Hope this helps.

Nick

jplumey
2009-Jan-15, 05:06 PM
Well, the places where the gas is - that's not a vacuum.
Where there's no gas - that's a vacuum.

hah! That's a simple answer. Nick's a more robust answer, but yes I get the point. I guess I never thought about what the word 'vacuum' really meant, in terms of space, not the thing that sucks up dirt around the house.

Thank you both. I'll be sure to look at the links provided!

trinitree88
2009-Jan-15, 05:13 PM
Even if you get all the gas, all the liquids, all the solids, out of a volume of space...it is still not perfectly empty. There are still photons from the zero point radiation, and the neutrino sea. pete

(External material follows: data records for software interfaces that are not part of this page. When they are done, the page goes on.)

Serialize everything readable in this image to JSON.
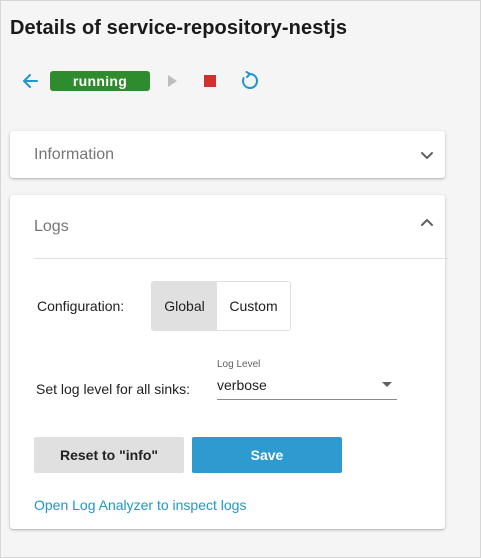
{
  "page": {
    "title": "Details of service-repository-nestjs"
  },
  "toolbar": {
    "back_icon": "arrow-left-icon",
    "status": "running",
    "play_icon": "play-icon",
    "stop_icon": "stop-icon",
    "restart_icon": "restart-icon"
  },
  "information_panel": {
    "title": "Information",
    "expanded": false
  },
  "logs_panel": {
    "title": "Logs",
    "expanded": true,
    "configuration_label": "Configuration:",
    "configuration_options": [
      "Global",
      "Custom"
    ],
    "configuration_selected": "Global",
    "sinks_label": "Set log level for all sinks:",
    "log_level_label": "Log Level",
    "log_level_value": "verbose",
    "reset_button": "Reset to \"info\"",
    "save_button": "Save",
    "analyzer_link": "Open Log Analyzer to inspect logs"
  },
  "colors": {
    "accent": "#2196c9",
    "status_running": "#2e8b2e",
    "stop": "#d32f2f",
    "play_disabled": "#bdbdbd",
    "save_button": "#2d9bd0"
  }
}
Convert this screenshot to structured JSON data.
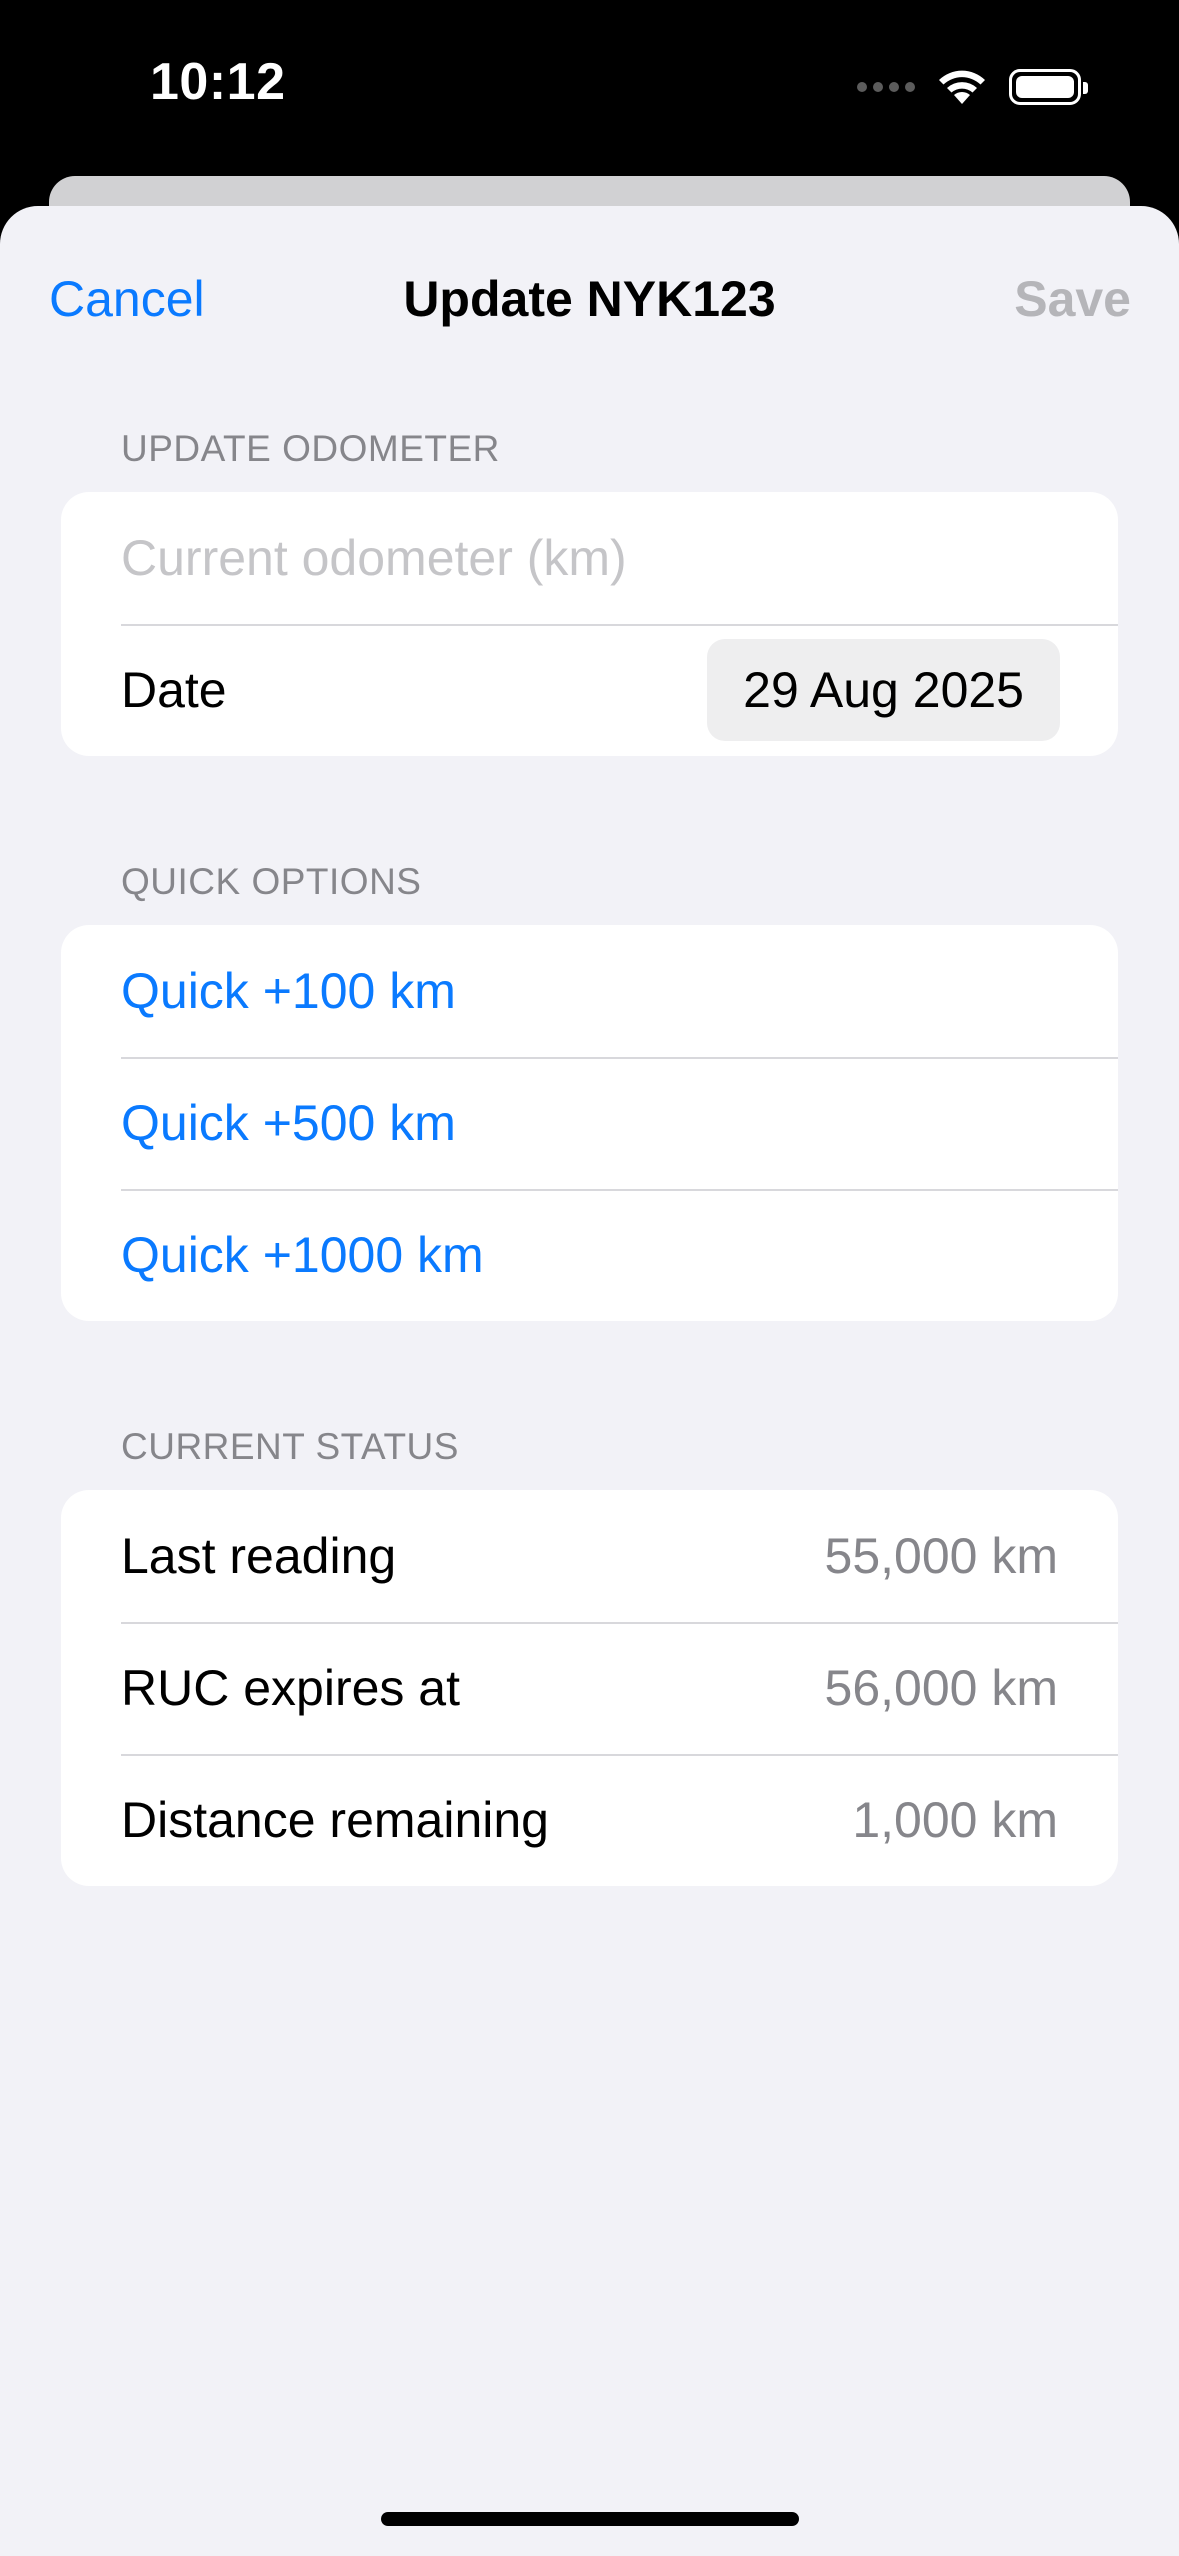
{
  "status_bar": {
    "time": "10:12",
    "icons": [
      "signal-dots-icon",
      "wifi-icon",
      "battery-icon"
    ]
  },
  "nav": {
    "cancel_label": "Cancel",
    "title": "Update NYK123",
    "save_label": "Save"
  },
  "update_odometer": {
    "header": "UPDATE ODOMETER",
    "odometer_placeholder": "Current odometer (km)",
    "odometer_value": "",
    "date_label": "Date",
    "date_value": "29 Aug 2025"
  },
  "quick_options": {
    "header": "QUICK OPTIONS",
    "items": [
      {
        "label": "Quick +100 km"
      },
      {
        "label": "Quick +500 km"
      },
      {
        "label": "Quick +1000 km"
      }
    ]
  },
  "current_status": {
    "header": "CURRENT STATUS",
    "rows": [
      {
        "label": "Last reading",
        "value": "55,000 km"
      },
      {
        "label": "RUC expires at",
        "value": "56,000 km"
      },
      {
        "label": "Distance remaining",
        "value": "1,000 km"
      }
    ]
  },
  "colors": {
    "accent": "#0a7aff",
    "background": "#f2f2f7",
    "secondary_text": "#86868b",
    "disabled_text": "#b5b5b9"
  }
}
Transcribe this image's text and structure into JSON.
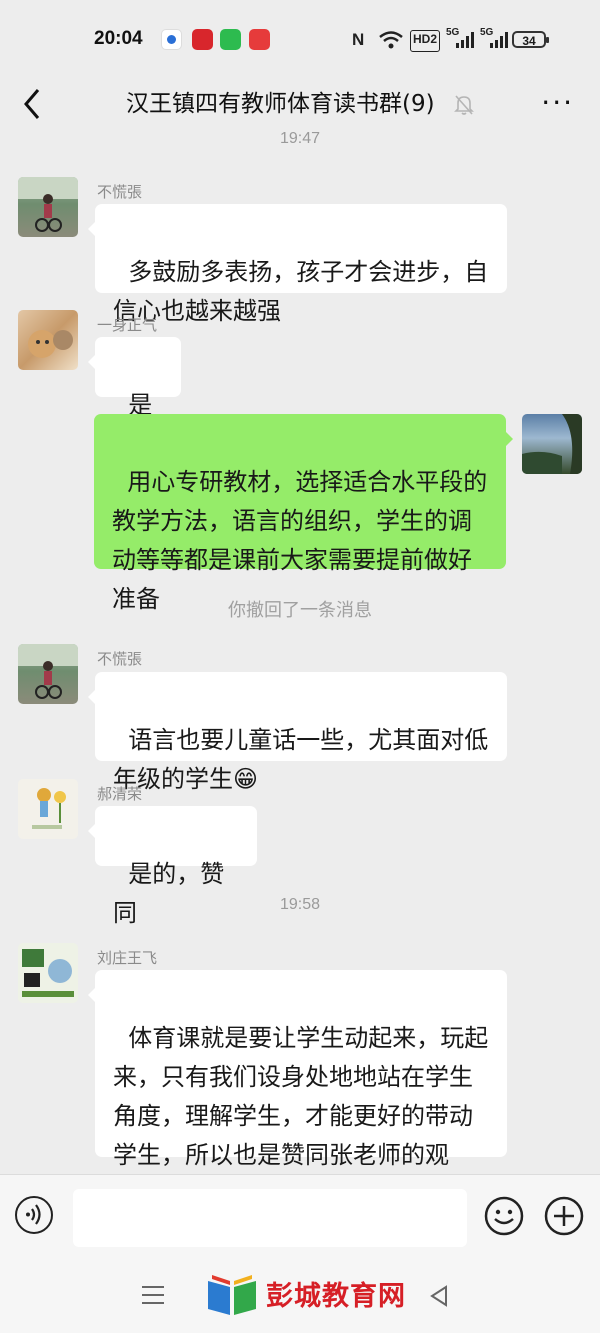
{
  "status_bar": {
    "time": "20:04",
    "icons": [
      "app-icon-blue",
      "app-icon-red-study",
      "wechat-icon",
      "app-icon-red"
    ],
    "signals": {
      "nfc": "N",
      "wifi": "wifi-icon",
      "hd": "HD2",
      "net1": "5G",
      "net2": "5G"
    },
    "battery": "34"
  },
  "header": {
    "title": "汉王镇四有教师体育读书群(9)",
    "back_icon": "chevron-left-icon",
    "mute_icon": "bell-off-icon",
    "more_label": "···"
  },
  "timestamps": {
    "t1": "19:47",
    "t2": "19:58"
  },
  "notice": "你撤回了一条消息",
  "messages": [
    {
      "sender": "不慌張",
      "text": "多鼓励多表扬，孩子才会进步，自\n信心也越来越强",
      "side": "left"
    },
    {
      "sender": "一身正气",
      "text": "是的",
      "side": "left"
    },
    {
      "sender": "",
      "text": "用心专研教材，选择适合水平段的\n教学方法，语言的组织，学生的调\n动等等都是课前大家需要提前做好\n准备",
      "side": "right"
    },
    {
      "sender": "不慌張",
      "text": "语言也要儿童话一些，尤其面对低\n年级的学生😁",
      "side": "left"
    },
    {
      "sender": "郝清荣",
      "text": "是的，赞同",
      "side": "left"
    },
    {
      "sender": "刘庄王飞",
      "text": "体育课就是要让学生动起来，玩起\n来，只有我们设身处地地站在学生\n角度，理解学生，才能更好的带动\n学生，所以也是赞同张老师的观\n点，用趣味性的语言引领孩子。",
      "side": "left"
    }
  ],
  "input_bar": {
    "voice_icon": "voice-icon",
    "emoji_icon": "emoji-icon",
    "plus_icon": "plus-icon"
  },
  "watermark": {
    "text": "彭城教育网"
  },
  "colors": {
    "bg": "#ededed",
    "self_bubble": "#95ec69",
    "other_bubble": "#ffffff",
    "watermark": "#d61f26"
  }
}
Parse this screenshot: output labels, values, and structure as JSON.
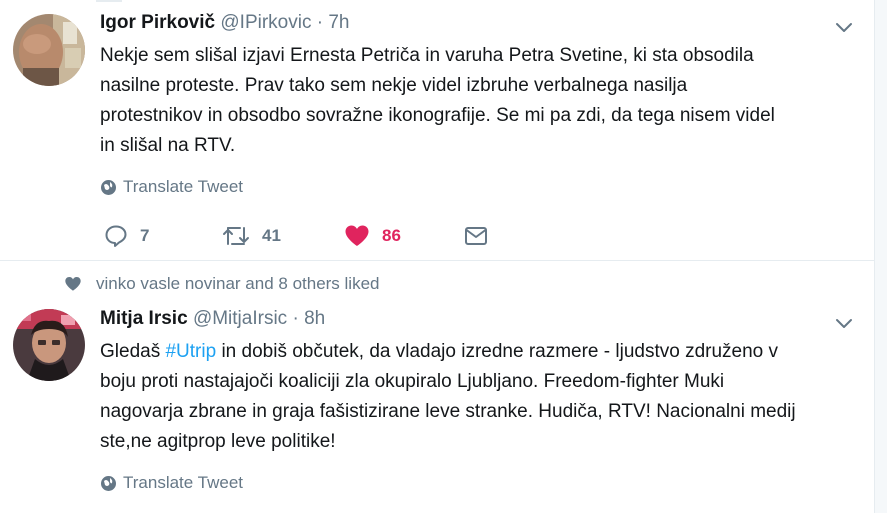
{
  "tweets": [
    {
      "author_name": "Igor Pirkovič",
      "handle": "@IPirkovic",
      "separator": "·",
      "time": "7h",
      "text_lines": [
        "Nekje sem slišal izjavi Ernesta Petriča in varuha Petra Svetine, ki sta obsodila",
        "nasilne proteste. Prav tako sem nekje videl izbruhe verbalnega nasilja",
        "protestnikov in obsodbo sovražne ikonografije. Se mi pa zdi, da tega nisem videl",
        "in slišal na RTV."
      ],
      "translate_label": "Translate Tweet",
      "reply_count": "7",
      "retweet_count": "41",
      "like_count": "86",
      "liked": true,
      "icons": {
        "reply": "reply-icon",
        "retweet": "retweet-icon",
        "like": "heart-icon",
        "dm": "envelope-icon",
        "menu": "chevron-down-icon",
        "translate": "globe-icon"
      }
    },
    {
      "social_context": "vinko vasle novinar and 8 others liked",
      "author_name": "Mitja Irsic",
      "handle": "@MitjaIrsic",
      "separator": "·",
      "time": "8h",
      "line1_before": "Gledaš ",
      "hashtag": "#Utrip",
      "line1_after": " in dobiš občutek, da vladajo izredne razmere - ljudstvo združeno v",
      "text_lines": [
        "boju proti nastajajoči koaliciji zla okupiralo Ljubljano. Freedom-fighter Muki",
        "nagovarja zbrane in graja fašistizirane leve stranke. Hudiča, RTV! Nacionalni medij",
        "ste,ne agitprop leve politike!"
      ],
      "translate_label": "Translate Tweet"
    }
  ],
  "colors": {
    "text": "#14171a",
    "secondary": "#657786",
    "link": "#1da1f2",
    "like": "#e0245e",
    "border": "#e6ecf0"
  }
}
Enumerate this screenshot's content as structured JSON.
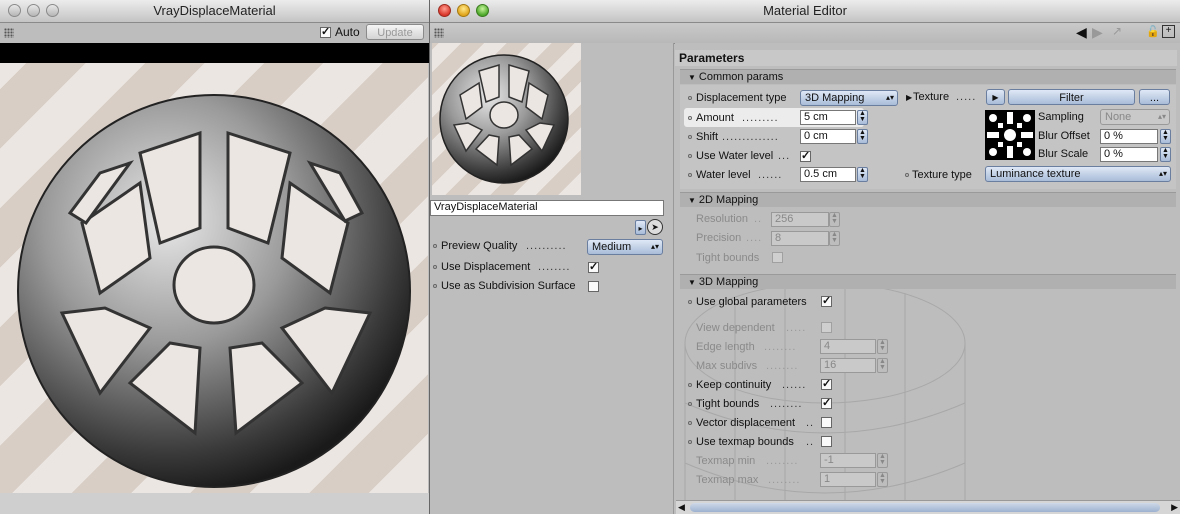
{
  "viewer": {
    "title": "VrayDisplaceMaterial",
    "auto_label": "Auto",
    "auto_checked": true,
    "update_label": "Update"
  },
  "editor": {
    "title": "Material Editor",
    "material_name": "VrayDisplaceMaterial",
    "preview_quality_label": "Preview Quality",
    "preview_quality_value": "Medium",
    "use_displacement_label": "Use Displacement",
    "use_displacement_checked": true,
    "use_subdivision_label": "Use as Subdivision Surface",
    "use_subdivision_checked": false
  },
  "params": {
    "header": "Parameters",
    "common": {
      "title": "Common params",
      "displacement_type_label": "Displacement type",
      "displacement_type_value": "3D Mapping",
      "amount_label": "Amount",
      "amount_value": "5 cm",
      "shift_label": "Shift",
      "shift_value": "0 cm",
      "use_water_label": "Use Water level",
      "water_level_label": "Water level",
      "water_level_value": "0.5 cm",
      "texture_label": "Texture",
      "filter_label": "Filter",
      "ellipsis_label": "...",
      "sampling_label": "Sampling",
      "sampling_value": "None",
      "blur_offset_label": "Blur Offset",
      "blur_offset_value": "0 %",
      "blur_scale_label": "Blur Scale",
      "blur_scale_value": "0 %",
      "texture_type_label": "Texture type",
      "texture_type_value": "Luminance texture"
    },
    "mapping2d": {
      "title": "2D Mapping",
      "resolution_label": "Resolution",
      "resolution_value": "256",
      "precision_label": "Precision",
      "precision_value": "8",
      "tight_bounds_label": "Tight bounds"
    },
    "mapping3d": {
      "title": "3D Mapping",
      "use_global_label": "Use global parameters",
      "view_dependent_label": "View dependent",
      "edge_length_label": "Edge length",
      "edge_length_value": "4",
      "max_subdivs_label": "Max subdivs",
      "max_subdivs_value": "16",
      "keep_continuity_label": "Keep continuity",
      "tight_bounds_label": "Tight bounds",
      "vector_disp_label": "Vector displacement",
      "use_texmap_bounds_label": "Use texmap bounds",
      "texmap_min_label": "Texmap min",
      "texmap_min_value": "-1",
      "texmap_max_label": "Texmap max",
      "texmap_max_value": "1"
    }
  }
}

swansont
2009-Jan-15, 05:28 PM
hah! That's a simple answer. Nick's a more robust answer, but yes I get the point. I guess I never thought about what the word 'vacuum' really meant, in terms of space, not the thing that sucks up dirt around the house.

Thank you both. I'll be sure to look at the links provided!


In practical terms it's usually the "significantly lower number of atoms" sense, rather than "no atoms" (or "nothing at all") since as trinitree88 points out, even if you could somehow remove the atoms, you would still be left with a lot of things.

grant hutchison
2009-Jan-15, 05:37 PM
It's maybe also worth pointing out that those lovely colourful pictures are all taken with long exposures, because the light from the very diffuse nebular gas is pretty dim, as you might expect.
If you were actually floating next to an emission nebula and observing it with the naked eye, you'd see a dim, colourless light, or nothing at all.

Grant Hutchison